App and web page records
-*-*-

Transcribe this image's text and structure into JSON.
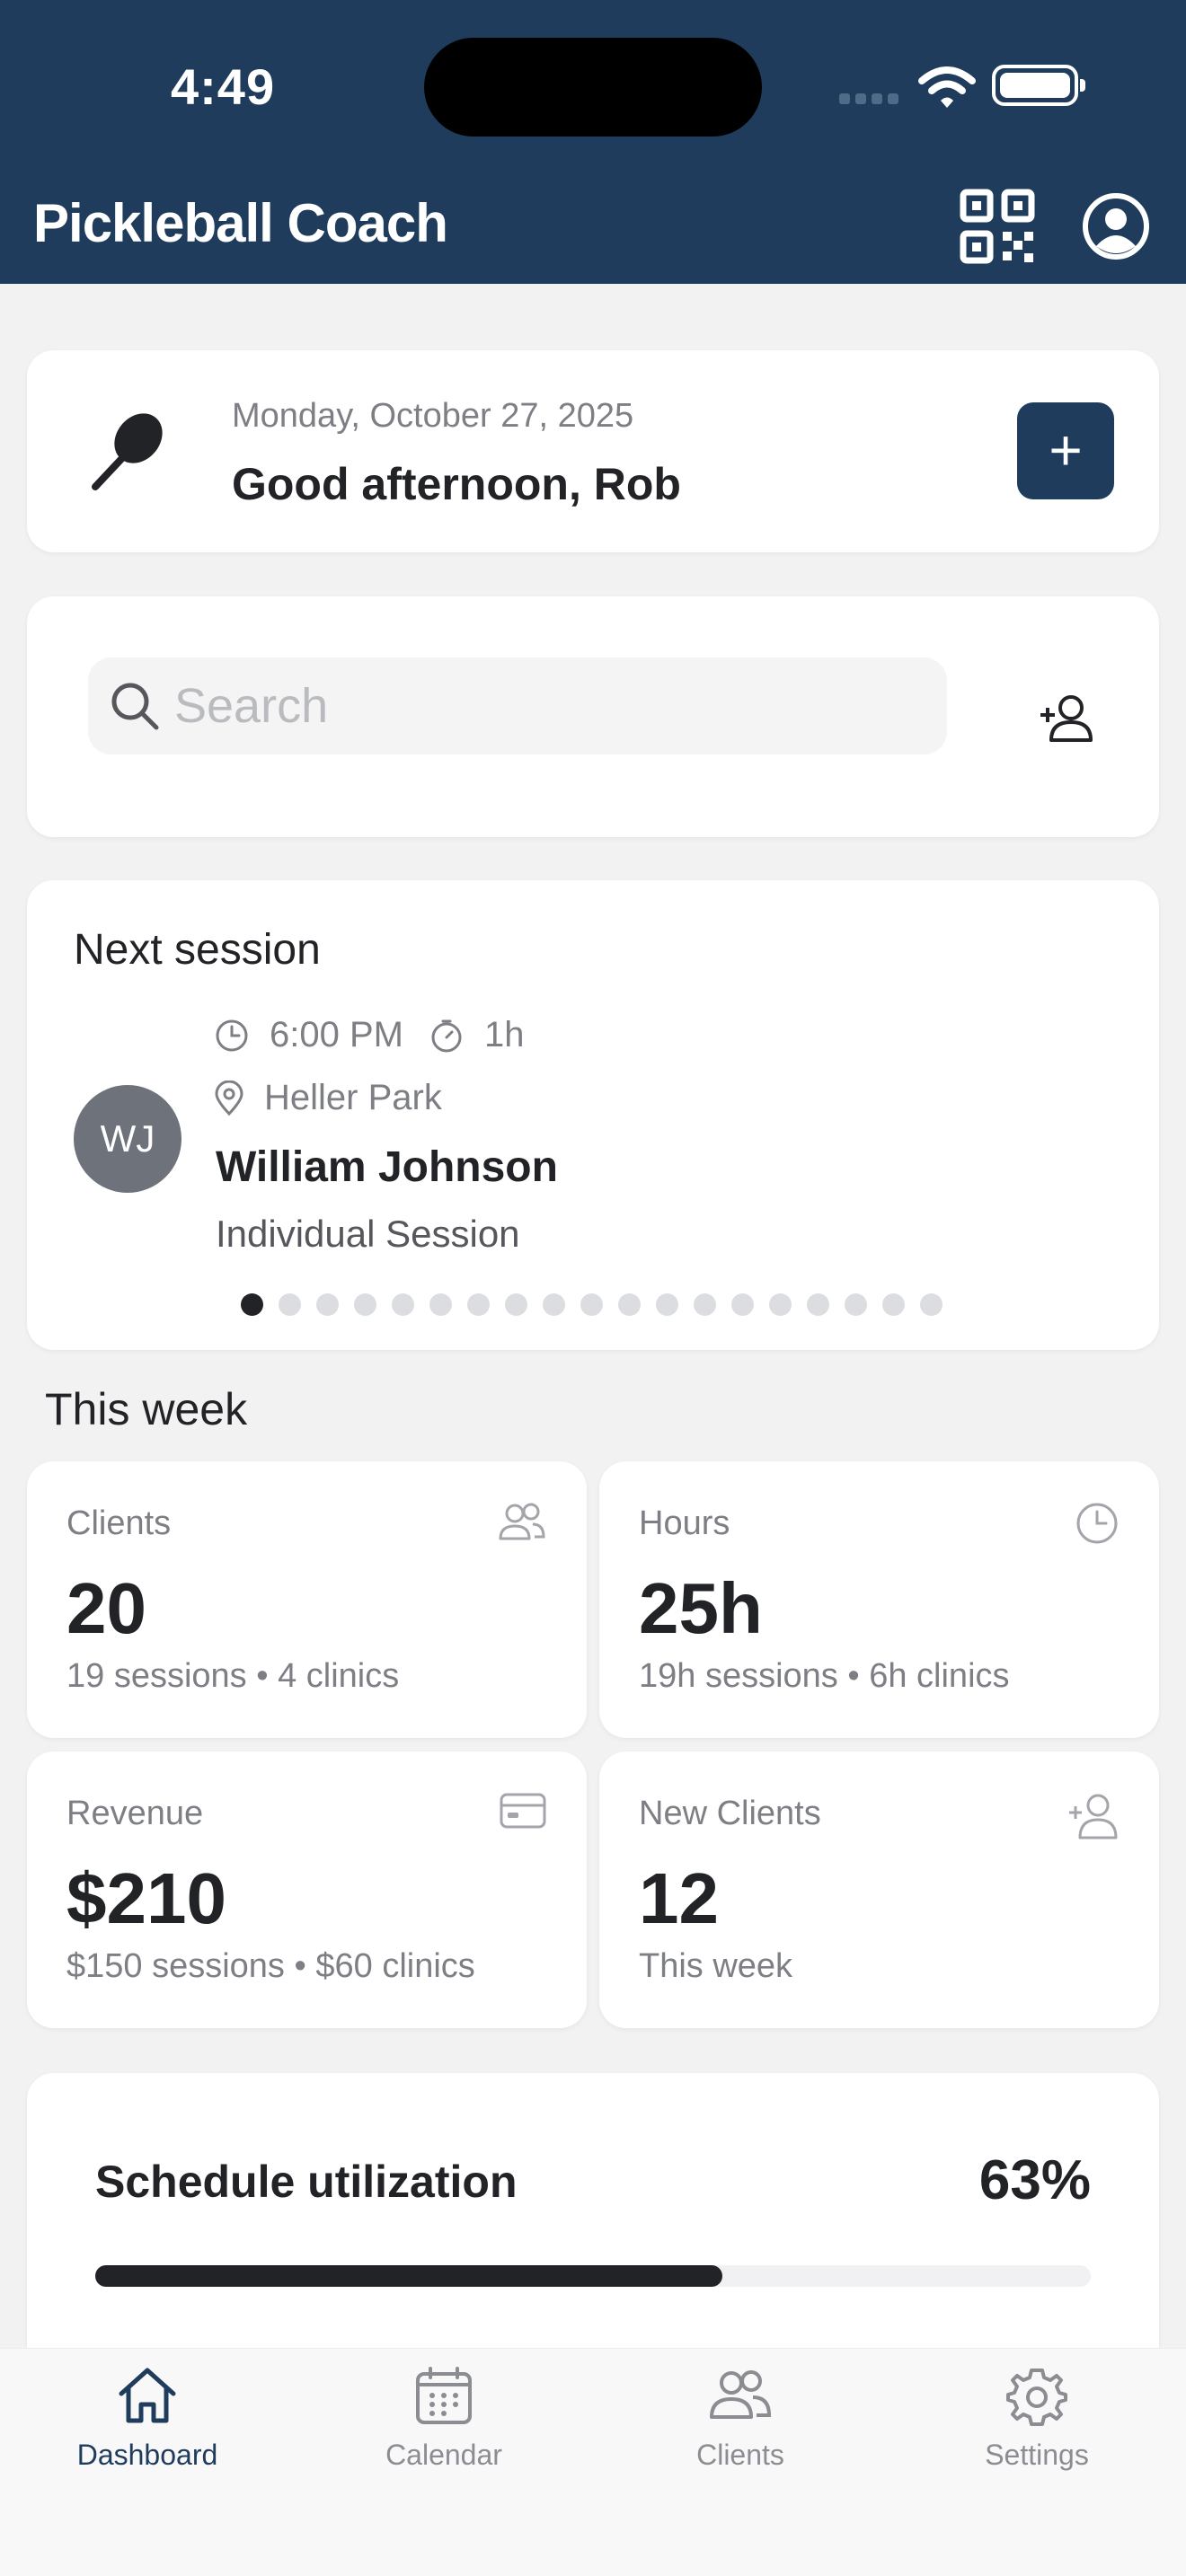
{
  "status_bar": {
    "time": "4:49"
  },
  "header": {
    "title": "Pickleball Coach",
    "qr_icon": "qr-code-icon",
    "profile_icon": "user-circle-icon",
    "color": "#1f3c5c"
  },
  "greeting": {
    "date": "Monday, October 27, 2025",
    "text": "Good afternoon, Rob",
    "add_label": "+"
  },
  "search": {
    "placeholder": "Search",
    "value": ""
  },
  "next_session": {
    "heading": "Next session",
    "time": "6:00 PM",
    "duration": "1h",
    "location": "Heller Park",
    "initials": "WJ",
    "client_name": "William Johnson",
    "session_type": "Individual Session",
    "page_count": 19,
    "current_page": 1
  },
  "week": {
    "title": "This week",
    "stats": [
      {
        "label": "Clients",
        "value": "20",
        "sub": "19 sessions • 4 clinics",
        "icon": "users-icon"
      },
      {
        "label": "Hours",
        "value": "25h",
        "sub": "19h sessions • 6h clinics",
        "icon": "clock-icon"
      },
      {
        "label": "Revenue",
        "value": "$210",
        "sub": "$150 sessions • $60 clinics",
        "icon": "credit-card-icon"
      },
      {
        "label": "New Clients",
        "value": "12",
        "sub": "This week",
        "icon": "user-plus-icon"
      }
    ]
  },
  "utilization": {
    "label": "Schedule utilization",
    "percent_text": "63%",
    "fraction": 0.63
  },
  "tabs": [
    {
      "label": "Dashboard",
      "icon": "home-icon",
      "active": true
    },
    {
      "label": "Calendar",
      "icon": "calendar-icon",
      "active": false
    },
    {
      "label": "Clients",
      "icon": "users-icon",
      "active": false
    },
    {
      "label": "Settings",
      "icon": "gear-icon",
      "active": false
    }
  ]
}
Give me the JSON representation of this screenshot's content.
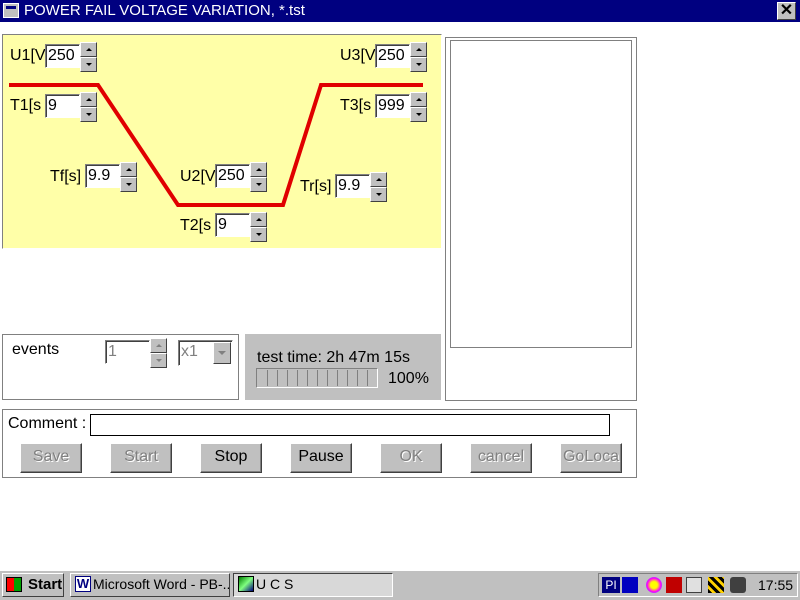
{
  "window": {
    "title": "POWER FAIL VOLTAGE VARIATION, *.tst",
    "close_glyph": "✕"
  },
  "params": {
    "u1": {
      "label": "U1[V",
      "value": "250"
    },
    "t1": {
      "label": "T1[s",
      "value": "9"
    },
    "tf": {
      "label": "Tf[s]",
      "value": "9.9"
    },
    "u2": {
      "label": "U2[V",
      "value": "250"
    },
    "t2": {
      "label": "T2[s",
      "value": "9"
    },
    "tr": {
      "label": "Tr[s]",
      "value": "9.9"
    },
    "u3": {
      "label": "U3[V",
      "value": "250"
    },
    "t3": {
      "label": "T3[s",
      "value": "999"
    }
  },
  "waveform": {
    "color": "#e00000",
    "background": "#ffffa8"
  },
  "events": {
    "label": "events",
    "count": "1",
    "multiplier": "x1"
  },
  "progress": {
    "test_time": "test time: 2h 47m 15s",
    "percent_text": "100%",
    "percent": 100
  },
  "comment": {
    "label": "Comment :",
    "value": ""
  },
  "buttons": {
    "save": "Save",
    "start": "Start",
    "stop": "Stop",
    "pause": "Pause",
    "ok": "OK",
    "cancel": "cancel",
    "golocal": "GoLoca"
  },
  "taskbar": {
    "start": "Start",
    "tasks": [
      "Microsoft Word - PB-...",
      "U C S"
    ],
    "tray_text": [
      "PI"
    ],
    "clock": "17:55"
  }
}
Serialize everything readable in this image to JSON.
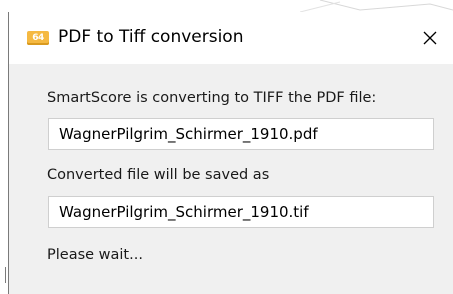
{
  "window": {
    "title": "PDF to Tiff conversion",
    "icon": "app-logo-icon",
    "icon_text": "64",
    "close_icon": "close-icon"
  },
  "dialog": {
    "message": "SmartScore is converting to TIFF the PDF file:",
    "source_file": "WagnerPilgrim_Schirmer_1910.pdf",
    "output_label": "Converted file will be saved as",
    "output_file": "WagnerPilgrim_Schirmer_1910.tif",
    "status": "Please wait..."
  },
  "colors": {
    "titlebar": "#ffffff",
    "body": "#f0f0f0",
    "field_border": "#cfcfcf",
    "icon_accent": "#f5b942"
  }
}
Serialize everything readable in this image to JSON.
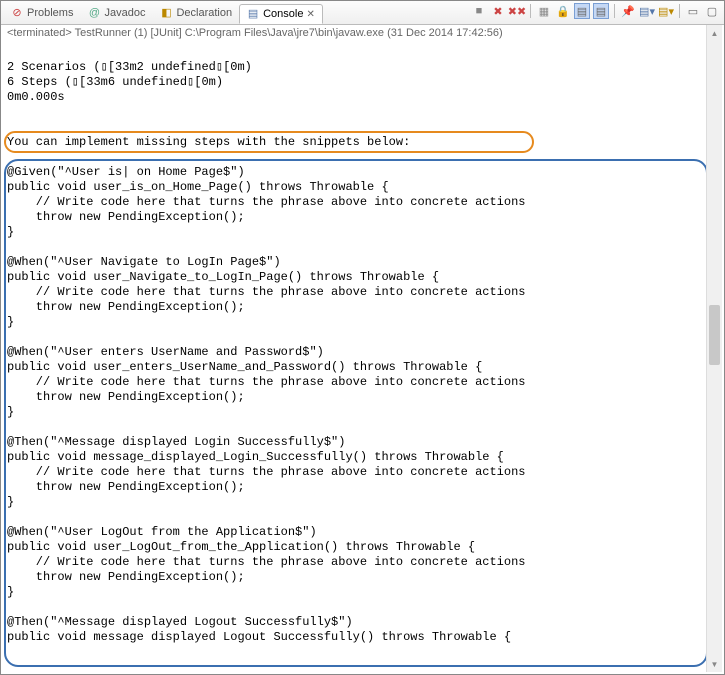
{
  "tabs": {
    "problems": "Problems",
    "javadoc": "Javadoc",
    "declaration": "Declaration",
    "console": "Console"
  },
  "status": "<terminated> TestRunner (1) [JUnit] C:\\Program Files\\Java\\jre7\\bin\\javaw.exe (31 Dec 2014 17:42:56)",
  "console": {
    "l1": "2 Scenarios (▯[33m2 undefined▯[0m)",
    "l2": "6 Steps (▯[33m6 undefined▯[0m)",
    "l3": "0m0.000s",
    "hint": "You can implement missing steps with the snippets below:",
    "s1a": "@Given(\"^User is| on Home Page$\")",
    "s1b": "public void user_is_on_Home_Page() throws Throwable {",
    "s1c": "    // Write code here that turns the phrase above into concrete actions",
    "s1d": "    throw new PendingException();",
    "s1e": "}",
    "s2a": "@When(\"^User Navigate to LogIn Page$\")",
    "s2b": "public void user_Navigate_to_LogIn_Page() throws Throwable {",
    "s2c": "    // Write code here that turns the phrase above into concrete actions",
    "s2d": "    throw new PendingException();",
    "s2e": "}",
    "s3a": "@When(\"^User enters UserName and Password$\")",
    "s3b": "public void user_enters_UserName_and_Password() throws Throwable {",
    "s3c": "    // Write code here that turns the phrase above into concrete actions",
    "s3d": "    throw new PendingException();",
    "s3e": "}",
    "s4a": "@Then(\"^Message displayed Login Successfully$\")",
    "s4b": "public void message_displayed_Login_Successfully() throws Throwable {",
    "s4c": "    // Write code here that turns the phrase above into concrete actions",
    "s4d": "    throw new PendingException();",
    "s4e": "}",
    "s5a": "@When(\"^User LogOut from the Application$\")",
    "s5b": "public void user_LogOut_from_the_Application() throws Throwable {",
    "s5c": "    // Write code here that turns the phrase above into concrete actions",
    "s5d": "    throw new PendingException();",
    "s5e": "}",
    "s6a": "@Then(\"^Message displayed Logout Successfully$\")",
    "s6b": "public void message displayed Logout Successfully() throws Throwable {"
  }
}
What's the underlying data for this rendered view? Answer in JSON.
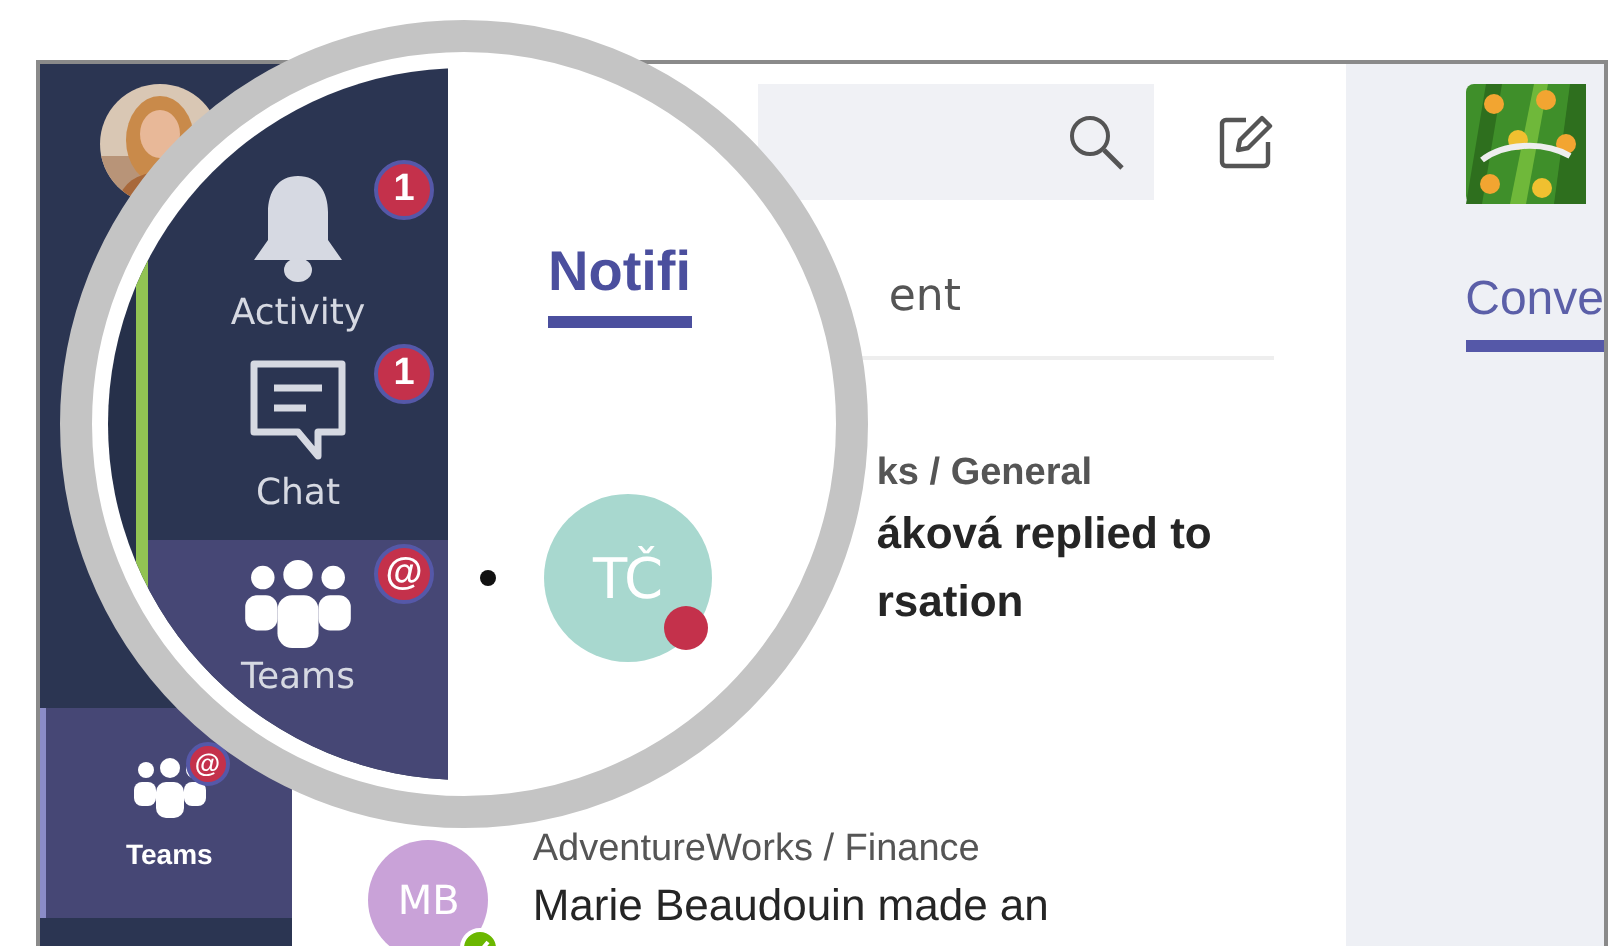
{
  "rail": {
    "item": {
      "label": "Teams",
      "badge": "@",
      "selected": true
    }
  },
  "magnifier": {
    "rail": [
      {
        "kind": "activity",
        "label": "Activity",
        "badge": "1",
        "selected": false
      },
      {
        "kind": "chat",
        "label": "Chat",
        "badge": "1",
        "selected": false
      },
      {
        "kind": "teams",
        "label": "Teams",
        "badge": "@",
        "selected": true
      }
    ],
    "tab": {
      "label": "Notifi",
      "selected": true
    },
    "notification": {
      "initials": "TČ",
      "unread": true
    }
  },
  "feed": {
    "tab_fragment": "ent",
    "items": [
      {
        "kind": "reply",
        "channel": "ks / General",
        "lines": [
          "áková replied to",
          "rsation"
        ]
      },
      {
        "kind": "post",
        "initials": "MB",
        "channel": "AdventureWorks / Finance",
        "lines": [
          "Marie Beaudouin made an"
        ]
      }
    ]
  },
  "team_panel": {
    "tab": {
      "label": "Conve",
      "selected": true
    }
  }
}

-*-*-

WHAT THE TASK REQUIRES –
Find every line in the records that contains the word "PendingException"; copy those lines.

RESPONSE TO THE EXERCISE –
    "s1d": "    throw new PendingException();",
    "s2d": "    throw new PendingException();",
    "s3d": "    throw new PendingException();",
    "s4d": "    throw new PendingException();",
    "s5d": "    throw new PendingException();",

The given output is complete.